From Ocean to Box: How Sea Salt Is Harvested
If you’ve ever flown into or out of the San Francisco airport, you have probably looked out the window and wondered about those weird red ponds scattered along the edge of the Bay. Wonder no more: they’re sea salt harvesting ponds!
I was recently invited along on Diamond Crystal Salt’s annual sea salt harvest right here in the San Francisco Bay. Let me tell you, it was a fascinating trip from Bay to box. Oh, and why the startling red color in those ponds? You’ll never guess.
Sea salt harvesting is actually a long tradition here in the Bay Area.

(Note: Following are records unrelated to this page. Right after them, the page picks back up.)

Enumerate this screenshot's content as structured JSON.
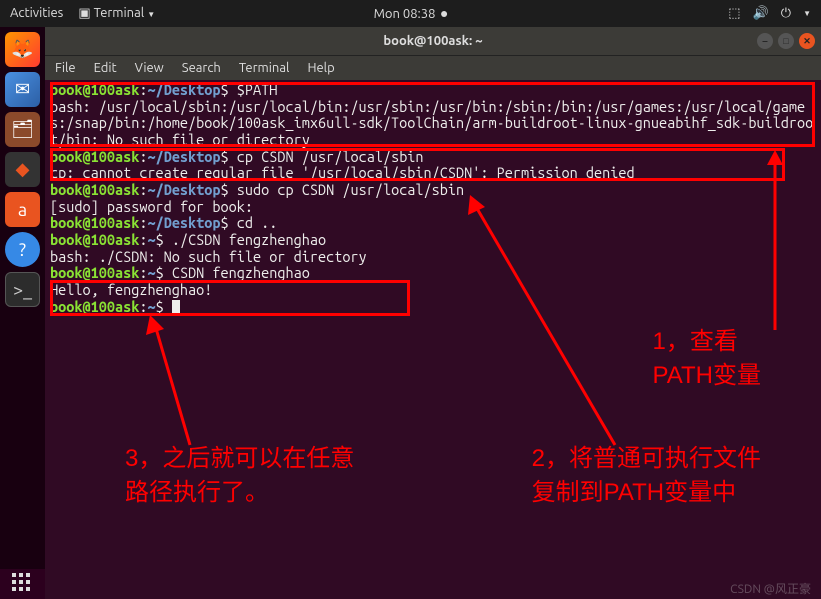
{
  "topbar": {
    "activities": "Activities",
    "app": "Terminal",
    "time": "Mon 08:38"
  },
  "window": {
    "title": "book@100ask: ~"
  },
  "menu": [
    "File",
    "Edit",
    "View",
    "Search",
    "Terminal",
    "Help"
  ],
  "prompt": {
    "user_host": "book@100ask",
    "sep": ":",
    "desktop": "~/Desktop",
    "home": "~",
    "sym": "$"
  },
  "lines": {
    "cmd1": " $PATH",
    "out1": "bash: /usr/local/sbin:/usr/local/bin:/usr/sbin:/usr/bin:/sbin:/bin:/usr/games:/usr/local/games:/snap/bin:/home/book/100ask_imx6ull-sdk/ToolChain/arm-buildroot-linux-gnueabihf_sdk-buildroot/bin: No such file or directory",
    "cmd2": " cp CSDN /usr/local/sbin",
    "out2": "cp: cannot create regular file '/usr/local/sbin/CSDN': Permission denied",
    "cmd3": " sudo cp CSDN /usr/local/sbin",
    "out3": "[sudo] password for book:",
    "cmd4": " cd ..",
    "cmd5": " ./CSDN fengzhenghao",
    "out5": "bash: ./CSDN: No such file or directory",
    "cmd6": " CSDN fengzhenghao",
    "out6": "Hello, fengzhenghao!",
    "cmd7": " "
  },
  "annotations": {
    "a1_line1": "1，查看",
    "a1_line2": "PATH变量",
    "a2_line1": "2，将普通可执行文件",
    "a2_line2": "复制到PATH变量中",
    "a3_line1": "3，之后就可以在任意",
    "a3_line2": "路径执行了。"
  },
  "watermark": "CSDN @风正豪"
}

A combination of the shallow shoreline, the long sunny days, steady temperatures, and the coastal winds create an ideal environment for harvesting sea salt. Originally, there were several individually-owned salt operations all along the coast, starting with Captain John Johnson in 1854. These were eventually bought and consolidated into one operation by Leslie Salt Company, which in turn was bought by Cargill’s Diamond Crystal Salt in 1978.
If you buy a box of Diamond Crystal Sea Salt, you are getting 100% San Francisco Bay sea salt. This is Cargill’s only sea salt operation in the world, and in fact, the only solar sea salt production facility in the United States, period. (Their popular Diamond Crystal Kosher Salt comes from subterranean salt water deposits.)

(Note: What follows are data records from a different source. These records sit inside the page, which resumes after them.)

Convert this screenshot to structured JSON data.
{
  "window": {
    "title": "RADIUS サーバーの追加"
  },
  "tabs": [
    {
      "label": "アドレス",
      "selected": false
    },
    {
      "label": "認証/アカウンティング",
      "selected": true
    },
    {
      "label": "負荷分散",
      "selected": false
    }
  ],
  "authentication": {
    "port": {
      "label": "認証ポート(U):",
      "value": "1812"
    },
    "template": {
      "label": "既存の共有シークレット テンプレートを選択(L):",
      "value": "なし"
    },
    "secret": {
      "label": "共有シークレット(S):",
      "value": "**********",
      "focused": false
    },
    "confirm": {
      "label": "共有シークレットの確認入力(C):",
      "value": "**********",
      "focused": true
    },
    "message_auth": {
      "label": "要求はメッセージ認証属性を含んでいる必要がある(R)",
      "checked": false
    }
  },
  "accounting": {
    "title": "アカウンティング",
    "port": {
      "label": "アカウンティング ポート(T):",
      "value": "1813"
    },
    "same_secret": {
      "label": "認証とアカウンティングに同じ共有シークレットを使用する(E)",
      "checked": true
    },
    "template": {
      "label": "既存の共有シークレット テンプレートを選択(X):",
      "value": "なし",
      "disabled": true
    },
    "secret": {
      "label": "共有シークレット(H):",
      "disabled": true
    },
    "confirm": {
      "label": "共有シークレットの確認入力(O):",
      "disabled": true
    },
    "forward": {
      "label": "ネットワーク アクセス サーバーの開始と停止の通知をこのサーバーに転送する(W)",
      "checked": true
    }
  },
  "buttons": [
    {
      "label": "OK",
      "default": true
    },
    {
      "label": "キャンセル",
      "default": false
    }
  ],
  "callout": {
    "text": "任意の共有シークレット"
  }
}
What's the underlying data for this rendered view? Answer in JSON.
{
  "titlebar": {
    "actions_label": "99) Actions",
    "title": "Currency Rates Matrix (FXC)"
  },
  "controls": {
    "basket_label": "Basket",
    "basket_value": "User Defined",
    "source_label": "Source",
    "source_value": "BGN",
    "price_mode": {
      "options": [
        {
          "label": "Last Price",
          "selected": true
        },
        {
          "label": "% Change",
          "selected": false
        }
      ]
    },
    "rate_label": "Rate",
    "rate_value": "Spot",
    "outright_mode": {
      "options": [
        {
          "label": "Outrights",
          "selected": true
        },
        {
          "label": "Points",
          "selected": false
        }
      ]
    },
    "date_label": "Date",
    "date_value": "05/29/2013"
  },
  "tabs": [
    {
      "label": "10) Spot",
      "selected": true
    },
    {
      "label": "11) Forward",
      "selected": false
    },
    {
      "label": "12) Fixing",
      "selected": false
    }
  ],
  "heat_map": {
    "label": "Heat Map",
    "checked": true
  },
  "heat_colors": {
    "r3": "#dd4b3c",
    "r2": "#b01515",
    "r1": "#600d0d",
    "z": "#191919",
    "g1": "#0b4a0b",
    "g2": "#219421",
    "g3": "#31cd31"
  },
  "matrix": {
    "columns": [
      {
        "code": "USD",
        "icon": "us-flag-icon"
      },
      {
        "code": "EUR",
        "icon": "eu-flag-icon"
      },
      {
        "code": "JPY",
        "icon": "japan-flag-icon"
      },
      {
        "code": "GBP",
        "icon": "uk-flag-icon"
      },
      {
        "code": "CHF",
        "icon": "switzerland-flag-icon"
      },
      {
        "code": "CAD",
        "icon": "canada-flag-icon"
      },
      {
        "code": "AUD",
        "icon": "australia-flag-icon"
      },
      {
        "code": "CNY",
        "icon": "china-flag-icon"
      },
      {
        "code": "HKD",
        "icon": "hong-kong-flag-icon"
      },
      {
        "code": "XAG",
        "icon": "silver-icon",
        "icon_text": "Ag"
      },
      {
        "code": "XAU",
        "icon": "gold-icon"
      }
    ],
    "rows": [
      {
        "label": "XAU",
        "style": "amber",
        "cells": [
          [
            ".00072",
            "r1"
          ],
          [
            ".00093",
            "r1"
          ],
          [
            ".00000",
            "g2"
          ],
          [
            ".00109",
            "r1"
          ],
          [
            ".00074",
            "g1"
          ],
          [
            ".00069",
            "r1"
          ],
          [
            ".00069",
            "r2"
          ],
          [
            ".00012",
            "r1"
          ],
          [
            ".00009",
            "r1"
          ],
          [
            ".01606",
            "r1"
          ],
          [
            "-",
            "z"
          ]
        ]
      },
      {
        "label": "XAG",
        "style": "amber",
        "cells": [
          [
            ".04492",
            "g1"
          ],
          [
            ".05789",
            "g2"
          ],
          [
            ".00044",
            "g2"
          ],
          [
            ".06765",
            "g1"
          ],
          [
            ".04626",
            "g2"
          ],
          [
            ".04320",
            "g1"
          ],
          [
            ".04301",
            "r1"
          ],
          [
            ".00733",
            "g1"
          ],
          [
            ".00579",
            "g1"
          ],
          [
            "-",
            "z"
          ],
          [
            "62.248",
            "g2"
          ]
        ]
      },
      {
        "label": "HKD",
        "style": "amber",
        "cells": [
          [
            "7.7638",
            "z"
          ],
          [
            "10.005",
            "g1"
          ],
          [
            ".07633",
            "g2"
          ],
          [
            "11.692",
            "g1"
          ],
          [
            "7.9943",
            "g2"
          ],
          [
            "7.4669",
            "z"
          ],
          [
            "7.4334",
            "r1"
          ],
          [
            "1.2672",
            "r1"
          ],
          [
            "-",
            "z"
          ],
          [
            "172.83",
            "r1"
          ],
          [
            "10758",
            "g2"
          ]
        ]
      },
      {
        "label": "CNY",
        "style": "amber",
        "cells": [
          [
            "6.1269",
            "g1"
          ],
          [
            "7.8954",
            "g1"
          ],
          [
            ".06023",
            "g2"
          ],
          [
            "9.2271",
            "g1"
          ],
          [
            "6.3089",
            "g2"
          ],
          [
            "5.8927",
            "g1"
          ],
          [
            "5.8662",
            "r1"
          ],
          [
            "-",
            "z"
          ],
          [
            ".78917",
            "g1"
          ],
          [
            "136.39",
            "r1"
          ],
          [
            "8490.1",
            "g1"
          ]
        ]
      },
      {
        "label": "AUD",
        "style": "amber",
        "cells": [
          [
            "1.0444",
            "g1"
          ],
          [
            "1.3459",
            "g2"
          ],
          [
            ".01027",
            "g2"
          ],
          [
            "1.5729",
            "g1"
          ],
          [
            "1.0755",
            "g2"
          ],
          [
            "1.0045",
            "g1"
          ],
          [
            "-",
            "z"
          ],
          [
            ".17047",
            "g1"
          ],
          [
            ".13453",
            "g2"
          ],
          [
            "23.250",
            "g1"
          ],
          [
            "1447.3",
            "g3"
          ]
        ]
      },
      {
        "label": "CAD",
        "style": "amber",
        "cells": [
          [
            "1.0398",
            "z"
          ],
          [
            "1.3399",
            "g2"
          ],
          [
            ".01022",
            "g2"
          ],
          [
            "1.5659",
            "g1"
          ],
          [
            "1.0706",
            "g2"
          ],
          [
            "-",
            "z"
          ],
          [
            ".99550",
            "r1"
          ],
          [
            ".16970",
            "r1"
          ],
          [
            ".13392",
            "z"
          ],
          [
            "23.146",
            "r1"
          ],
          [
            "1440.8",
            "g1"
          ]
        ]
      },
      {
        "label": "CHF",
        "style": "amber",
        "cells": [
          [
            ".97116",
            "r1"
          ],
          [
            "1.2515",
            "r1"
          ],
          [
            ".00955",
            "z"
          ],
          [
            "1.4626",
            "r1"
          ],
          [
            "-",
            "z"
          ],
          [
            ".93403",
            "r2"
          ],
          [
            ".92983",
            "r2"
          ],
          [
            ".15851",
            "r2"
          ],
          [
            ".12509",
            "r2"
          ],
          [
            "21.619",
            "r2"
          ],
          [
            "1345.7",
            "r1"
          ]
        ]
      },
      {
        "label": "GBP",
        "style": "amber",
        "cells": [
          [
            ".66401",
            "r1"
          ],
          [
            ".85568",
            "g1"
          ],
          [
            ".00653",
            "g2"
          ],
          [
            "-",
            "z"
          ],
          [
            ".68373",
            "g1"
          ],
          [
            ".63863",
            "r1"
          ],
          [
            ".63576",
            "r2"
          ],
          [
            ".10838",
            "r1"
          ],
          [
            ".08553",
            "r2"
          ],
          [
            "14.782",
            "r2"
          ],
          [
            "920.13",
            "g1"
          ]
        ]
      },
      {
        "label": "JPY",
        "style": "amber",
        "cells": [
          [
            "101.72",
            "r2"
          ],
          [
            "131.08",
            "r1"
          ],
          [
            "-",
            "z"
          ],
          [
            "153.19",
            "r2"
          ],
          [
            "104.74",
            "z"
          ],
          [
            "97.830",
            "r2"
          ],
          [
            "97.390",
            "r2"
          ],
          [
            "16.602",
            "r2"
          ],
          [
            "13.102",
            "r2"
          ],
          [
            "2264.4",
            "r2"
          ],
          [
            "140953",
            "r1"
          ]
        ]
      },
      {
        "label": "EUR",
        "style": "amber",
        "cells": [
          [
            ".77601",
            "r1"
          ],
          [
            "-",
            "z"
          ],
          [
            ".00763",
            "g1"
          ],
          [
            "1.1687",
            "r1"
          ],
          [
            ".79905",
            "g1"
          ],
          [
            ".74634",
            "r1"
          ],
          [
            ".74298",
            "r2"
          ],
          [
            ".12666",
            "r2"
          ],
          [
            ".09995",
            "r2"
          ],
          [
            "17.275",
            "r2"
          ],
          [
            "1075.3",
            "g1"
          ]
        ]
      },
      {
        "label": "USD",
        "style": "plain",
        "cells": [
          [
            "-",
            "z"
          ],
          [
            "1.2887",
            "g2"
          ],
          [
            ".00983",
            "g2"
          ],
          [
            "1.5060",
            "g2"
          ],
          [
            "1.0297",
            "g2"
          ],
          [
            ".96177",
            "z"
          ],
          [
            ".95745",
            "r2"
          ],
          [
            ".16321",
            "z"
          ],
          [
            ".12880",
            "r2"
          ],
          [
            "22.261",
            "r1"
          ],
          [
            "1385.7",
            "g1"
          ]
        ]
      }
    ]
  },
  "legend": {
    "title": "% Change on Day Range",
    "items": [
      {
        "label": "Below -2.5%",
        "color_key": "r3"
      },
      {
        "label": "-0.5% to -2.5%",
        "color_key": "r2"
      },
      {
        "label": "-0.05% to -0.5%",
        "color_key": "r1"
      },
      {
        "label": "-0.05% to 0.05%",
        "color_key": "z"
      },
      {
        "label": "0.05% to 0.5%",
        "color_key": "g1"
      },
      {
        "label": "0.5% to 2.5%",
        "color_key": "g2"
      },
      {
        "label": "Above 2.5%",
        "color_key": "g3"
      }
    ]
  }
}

The process for harvesting sea salt on this commercial level is really a scaled-up version of how sea salt has been harvested for centuries. They create a series of interlocking shallow ponds that are exposed to the sun and wind. As the water evaporates and the salt concentrates, the water is moved along the chain of ponds closer to the actual harvesting facility.
The sea water starts off with a natural salinity of about 3% and ends up at about 25% salinity. At this point, the salt starts to crystallize and can be harvested. Get this: the whole process takes about five years!
Once it’s ready for harvesting, a truck with a rake attachment breaks up the salt bed. A harvester comes along to scoop up the salt and transfers it to dump trucks, which then carry the salt to the washing facility. The salt is rinsed first in a brine solution to wash out calcium and other impurities, and then in actual Bay water to dissolve the magnesium chloride. What you’re left with is 99.8% pure sodium chloride sea salt.
A lot of work has been done between Cargill and the US Fish and Wildlife Service to restore and maintain the wetlands along the Bay shore. Cargill has reduced its salt harvesting facility to about 3,000 acres, turning nearly 40,000 acres over to the Wildlife Service. The Don Edwards National Wildlife Refuge supports seven endangered species and serves as a way-station for migratory birds. They are about 8 years into a 50-year plan to fully restore the marshlands in this area.
As to the red color in those ponds you see flying over San Francisco Bay, it comes from algae and brine shrimp attracted to the higher salinity of the salt ponds. These organisms don’t survive once the salt water reaches its highest salinity levels, no worries about shellfish in your sea salt.
On the whole, I was really impressed with the low-fi nature of this whole sea salt production. Until the salt is actually harvested and transferred to the final processing facility, the process is remarkably un-mechanized. The sea water is evaporated naturally by the sun and wind. The water is also transferred from pond to pond almost entirely by the force of gravity and the tides, with only a few mechanical pumps at key locations. As far as I could determine, nothing is added to the water to make the process faster or change the nature of the sea salt. The fact that at the time of harvesting, the salt is already nearly a pure product is pretty amazing.
Take a look through the slide show above for the full tour and check out the sea salt harvest for yourself!
(Information for this post was gathered during a press trip sponsored by Cargill Diamond Crystal Salt. All views and opinions expressed in this post are the personal views of the author.)
(Images: Emma Christensen)